Both Left and Right are dissatisfied, perhaps perplexed about the precise direction France under HyperSarko is taking. Ugliness is emerging from the seams.
Neoliberalism, that is the role of unfettered market forces, is distasteful in France, as it is among the peoples in much of Western Europe.
Sarkozy’s problem is an old one: his attempt to satisfy everyone satisfies no one. Elected by the Right, he has frequently appeared as a leftist reformer to his electors.
All in all, Sarko comes across as a neocon driven by the concept of a UN-led One World Order, still retaining however a resistant strain of European social mentality in his DNA.
In his recent address to the UN General Assembly filled with references to France’s past revolutionary ideals such as equitable distribution of wealth, he said also that the United Nations should be an instrument for a “new world order.”
His direct association with the highly secretive, European-North American Bilderberg Group, one of the world’s most powerful political-economic organizations accused of wanting to determine the direction of the world behind closed doors, is unclear.
He was invited to the annual hush-hush Bilderberger gathering held in Canada in 2006 while he was still Interior minister.

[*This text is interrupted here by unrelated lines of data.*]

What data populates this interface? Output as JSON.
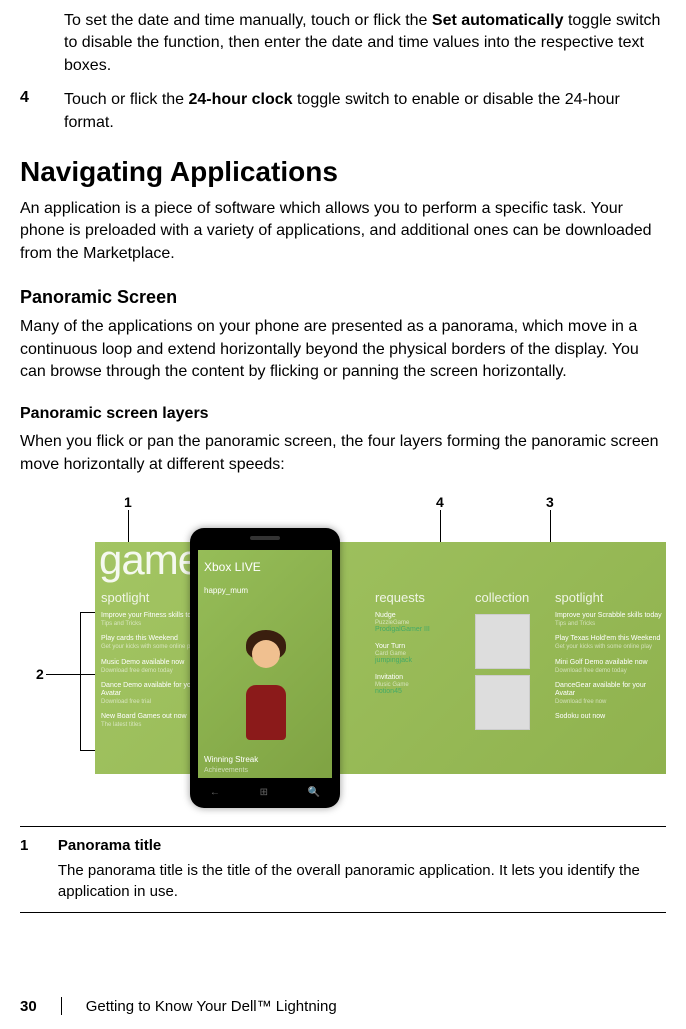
{
  "intro": {
    "manual_pre": "To set the date and time manually, touch or flick the ",
    "manual_bold": "Set automatically",
    "manual_post": " toggle switch to disable the function, then enter the date and time values into the respective text boxes."
  },
  "step4": {
    "num": "4",
    "pre": "Touch or flick the ",
    "bold": "24-hour clock",
    "post": " toggle switch to enable or disable the 24-hour format."
  },
  "h1": "Navigating Applications",
  "h1_para": "An application is a piece of software which allows you to perform a specific task. Your phone is preloaded with a variety of applications, and additional ones can be downloaded from the Marketplace.",
  "h2": "Panoramic Screen",
  "h2_para": "Many of the applications on your phone are presented as a panorama, which move in a continuous loop and extend horizontally beyond the physical borders of the display. You can browse through the content by flicking or panning the screen horizontally.",
  "h3": "Panoramic screen layers",
  "h3_para": "When you flick or pan the panoramic screen, the four layers forming the panoramic screen move horizontally at different speeds:",
  "callouts": {
    "c1": "1",
    "c2": "2",
    "c3": "3",
    "c4": "4"
  },
  "panorama": {
    "big_title": "games",
    "sections": {
      "spotlight": "spotlight",
      "xbox_live": "Xbox LIVE",
      "requests": "requests",
      "collection": "collection",
      "spotlight2": "spotlight"
    },
    "spotlight_items": [
      {
        "t": "Improve your Fitness skills today",
        "s": "Tips and Tricks"
      },
      {
        "t": "Play cards this Weekend",
        "s": "Get your kicks with some online play"
      },
      {
        "t": "Music Demo available now",
        "s": "Download free demo today"
      },
      {
        "t": "Dance Demo available for your Avatar",
        "s": "Download free trial"
      },
      {
        "t": "New Board Games out now",
        "s": "The latest titles"
      }
    ],
    "xbox": {
      "user": "happy_mum",
      "ach": "Winning Streak",
      "ach_sub": "Achievements"
    },
    "requests": [
      {
        "t": "Nudge",
        "s": "PuzzleGame",
        "g": "ProdigalGamer III"
      },
      {
        "t": "Your Turn",
        "s": "Card Game",
        "g": "jumpingjack"
      },
      {
        "t": "Invitation",
        "s": "Music Game",
        "g": "notion45"
      }
    ],
    "spotlight2_items": [
      {
        "t": "Improve your Scrabble skills today",
        "s": "Tips and Tricks"
      },
      {
        "t": "Play Texas Hold'em this Weekend",
        "s": "Get your kicks with some online play"
      },
      {
        "t": "Mini Golf Demo available now",
        "s": "Download free demo today"
      },
      {
        "t": "DanceGear available for your Avatar",
        "s": "Download free now"
      },
      {
        "t": "Sodoku out now",
        "s": ""
      }
    ]
  },
  "definition": {
    "num": "1",
    "title": "Panorama title",
    "desc": "The panorama title is the title of the overall panoramic application. It lets you identify the application in use."
  },
  "footer": {
    "page": "30",
    "chapter": "Getting to Know Your Dell™ Lightning"
  }
}
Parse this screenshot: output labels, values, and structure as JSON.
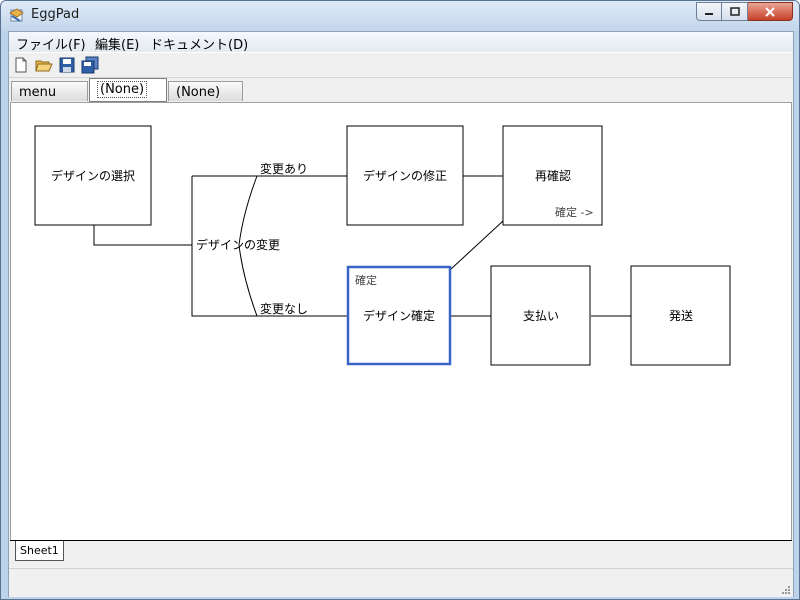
{
  "window": {
    "title": "EggPad"
  },
  "menu": {
    "file": "ファイル(F)",
    "edit": "編集(E)",
    "document": "ドキュメント(D)"
  },
  "tabs": [
    {
      "label": "menu"
    },
    {
      "label": "(None)"
    },
    {
      "label": "(None)"
    }
  ],
  "diagram": {
    "select_design": "デザインの選択",
    "change_design": "デザインの変更",
    "branch_changed": "変更あり",
    "branch_unchanged": "変更なし",
    "fix_design": "デザインの修正",
    "reconfirm": "再確認",
    "confirm_link": "確定 ->",
    "confirm_design_header": "確定",
    "confirm_design": "デザイン確定",
    "payment": "支払い",
    "shipping": "発送"
  },
  "sheet": {
    "tab": "Sheet1"
  },
  "colors": {
    "selection": "#3a63c8"
  }
}
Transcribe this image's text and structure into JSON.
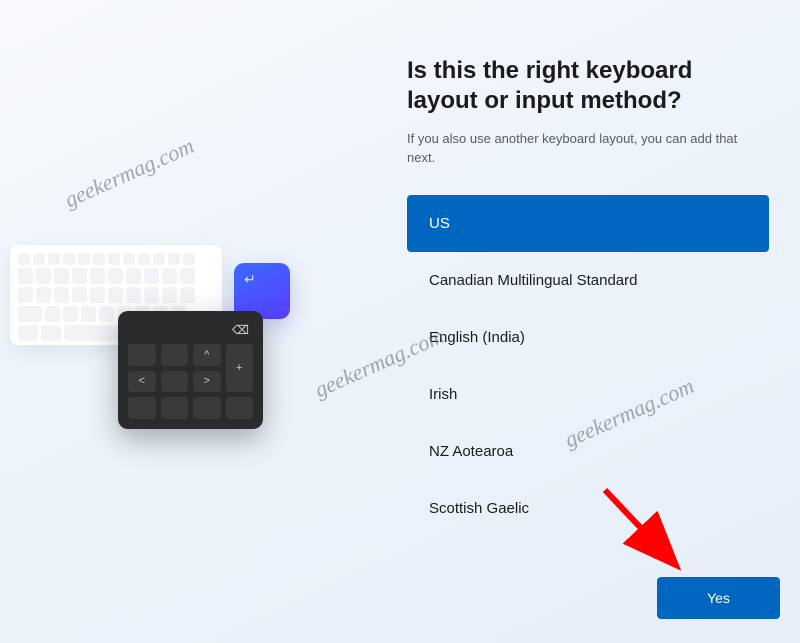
{
  "title": "Is this the right keyboard layout or input method?",
  "subtitle": "If you also use another keyboard layout, you can add that next.",
  "layouts": [
    {
      "label": "US",
      "selected": true
    },
    {
      "label": "Canadian Multilingual Standard",
      "selected": false
    },
    {
      "label": "English (India)",
      "selected": false
    },
    {
      "label": "Irish",
      "selected": false
    },
    {
      "label": "NZ Aotearoa",
      "selected": false
    },
    {
      "label": "Scottish Gaelic",
      "selected": false
    }
  ],
  "buttons": {
    "yes": "Yes"
  },
  "watermark_text": "geekermag.com",
  "illustration": {
    "enter_glyph": "↵",
    "backspace_glyph": "⌫"
  },
  "colors": {
    "accent": "#0067c0",
    "arrow": "#ff0000"
  }
}
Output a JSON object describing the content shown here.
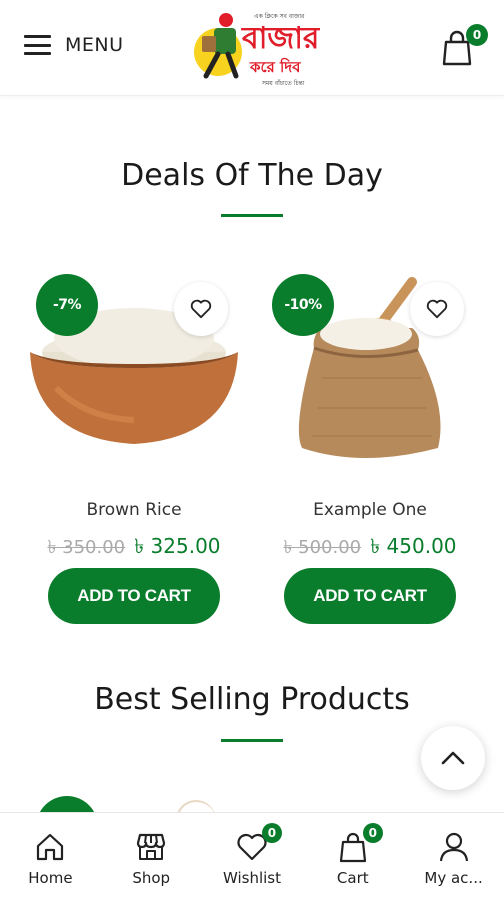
{
  "header": {
    "menu_label": "MENU",
    "cart_count": "0",
    "logo": {
      "tagline": "এক ক্লিকে সব বাজার",
      "word1": "বাজার",
      "word2": "করে দিব",
      "sub": "সময় বাঁচাতে চিন্তা"
    }
  },
  "deals": {
    "title": "Deals Of The Day",
    "products": [
      {
        "name": "Brown Rice",
        "discount": "-7%",
        "old_price": "৳ 350.00",
        "new_price": "৳ 325.00",
        "button": "ADD TO CART",
        "image_icon": "rice-bowl-image"
      },
      {
        "name": "Example One",
        "discount": "-10%",
        "old_price": "৳ 500.00",
        "new_price": "৳ 450.00",
        "button": "ADD TO CART",
        "image_icon": "rice-sack-image"
      }
    ]
  },
  "best_selling": {
    "title": "Best Selling Products"
  },
  "bottom_nav": [
    {
      "label": "Home",
      "icon": "home-icon"
    },
    {
      "label": "Shop",
      "icon": "shop-icon"
    },
    {
      "label": "Wishlist",
      "icon": "heart-icon",
      "count": "0"
    },
    {
      "label": "Cart",
      "icon": "cart-icon",
      "count": "0"
    },
    {
      "label": "My ac...",
      "icon": "user-icon"
    }
  ],
  "colors": {
    "accent": "#0a7d2c",
    "logo_red": "#e11d2a",
    "logo_yellow": "#f7d21f"
  }
}
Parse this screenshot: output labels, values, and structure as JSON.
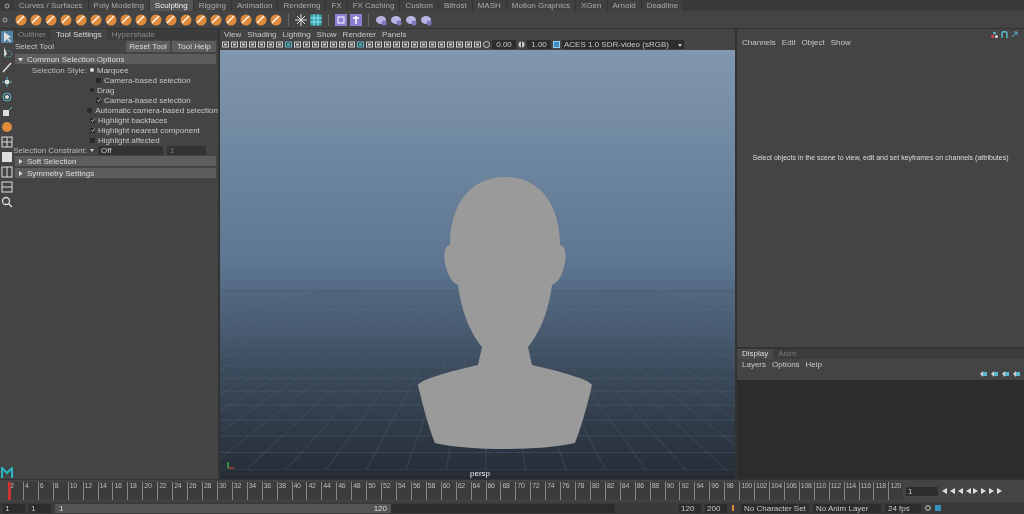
{
  "shelf_tabs": [
    {
      "label": "Curves / Surfaces",
      "selected": false
    },
    {
      "label": "Poly Modeling",
      "selected": false
    },
    {
      "label": "Sculpting",
      "selected": true
    },
    {
      "label": "Rigging",
      "selected": false
    },
    {
      "label": "Animation",
      "selected": false
    },
    {
      "label": "Rendering",
      "selected": false
    },
    {
      "label": "FX",
      "selected": false
    },
    {
      "label": "FX Caching",
      "selected": false
    },
    {
      "label": "Custom",
      "selected": false
    },
    {
      "label": "Bifrost",
      "selected": false
    },
    {
      "label": "MASH",
      "selected": false
    },
    {
      "label": "Motion Graphics",
      "selected": false
    },
    {
      "label": "XGen",
      "selected": false
    },
    {
      "label": "Arnold",
      "selected": false
    },
    {
      "label": "Deadline",
      "selected": false
    }
  ],
  "panel_tabs": [
    {
      "label": "Outliner",
      "selected": false
    },
    {
      "label": "Tool Settings",
      "selected": true
    },
    {
      "label": "Hypershade",
      "selected": false
    }
  ],
  "tool": {
    "title": "Select Tool",
    "buttons": [
      "Reset Tool",
      "Tool Help"
    ]
  },
  "sections": [
    {
      "title": "Common Selection Options",
      "expanded": true,
      "rows": [
        {
          "kind": "radio",
          "label": "Selection Style:",
          "text": "Marquee",
          "selected": true
        },
        {
          "kind": "sub_checkbox",
          "text": "Camera-based selection",
          "checked": false
        },
        {
          "kind": "radio",
          "text": "Drag",
          "selected": false
        },
        {
          "kind": "sub_checkbox",
          "text": "Camera-based selection",
          "checked": true
        },
        {
          "kind": "checkbox",
          "text": "Automatic camera-based selection",
          "checked": false
        },
        {
          "kind": "checkbox",
          "text": "Highlight backfaces",
          "checked": true
        },
        {
          "kind": "checkbox",
          "text": "Highlight nearest component",
          "checked": true
        },
        {
          "kind": "checkbox",
          "text": "Highlight affected",
          "checked": false
        },
        {
          "kind": "dropdown",
          "label": "Selection Constraint:",
          "value": "Off",
          "extra": "1"
        }
      ]
    },
    {
      "title": "Soft Selection",
      "expanded": false
    },
    {
      "title": "Symmetry Settings",
      "expanded": false
    }
  ],
  "viewport": {
    "menus": [
      "View",
      "Shading",
      "Lighting",
      "Show",
      "Renderer",
      "Panels"
    ],
    "exposure": "0.00",
    "gamma": "1.00",
    "colorspace": "ACES 1.0 SDR-video (sRGB)",
    "camera": "persp"
  },
  "channel_box": {
    "menus": [
      "Channels",
      "Edit",
      "Object",
      "Show"
    ],
    "message": "Select objects in the scene to view, edit and set keyframes on channels (attributes)"
  },
  "layer_editor": {
    "tabs": [
      {
        "label": "Display",
        "selected": true
      },
      {
        "label": "Anim",
        "selected": false
      }
    ],
    "menus": [
      "Layers",
      "Options",
      "Help"
    ]
  },
  "timeline": {
    "ticks": [
      "2",
      "4",
      "6",
      "8",
      "10",
      "12",
      "14",
      "16",
      "18",
      "20",
      "22",
      "24",
      "26",
      "28",
      "30",
      "32",
      "34",
      "36",
      "38",
      "40",
      "42",
      "44",
      "46",
      "48",
      "50",
      "52",
      "54",
      "56",
      "58",
      "60",
      "62",
      "64",
      "66",
      "68",
      "70",
      "72",
      "74",
      "76",
      "78",
      "80",
      "82",
      "84",
      "86",
      "88",
      "90",
      "92",
      "94",
      "96",
      "98",
      "100",
      "102",
      "104",
      "106",
      "108",
      "110",
      "112",
      "114",
      "116",
      "118",
      "120"
    ],
    "current_frame": "1",
    "level": 0
  },
  "range": {
    "start": "1",
    "playback_start": "1",
    "slider_start": "1",
    "slider_end": "120",
    "playback_end": "120",
    "end": "200",
    "character_set": "No Character Set",
    "anim_layer": "No Anim Layer",
    "fps": "24 fps",
    "level": 0.6
  }
}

Sarkozy’s presence on the guest list was revealed prior to the meeting and the Bilderbergers tend to disinvite those whose names are made public beforehand.
His friend and a former French foreign minister, Michele Barnier, attended the meeting in Istanbul last June.
Over 130 powerful people were there, including American neocons led by Richard Perle and Paul Wolfowitz, queens and kings, multinational CEOs and chairmen and adminstrators.
Also there were NATO representatives, who most likely spoke of an invasion of Iran.
Since it was a top secret gathering, perhaps they were planning a massive false-flag, in-house terror attack somewhere in Europe, for which Iran could be blamed.
Searching the French web on Sarkozyï¿½s relations with the fascist-like Bilderberg Group, I ran into an entry concerning his work tactics which in turn reflect his character.
On his arrival in the presidential palace, Sarkozy organized his own press service manned by journalism and political science students in order to keep an eye on what is happening in the country and to react immediately, showering the media with mulitple communique
s. A unique press service dedicated to one subject: Nicoloas Sarkozy.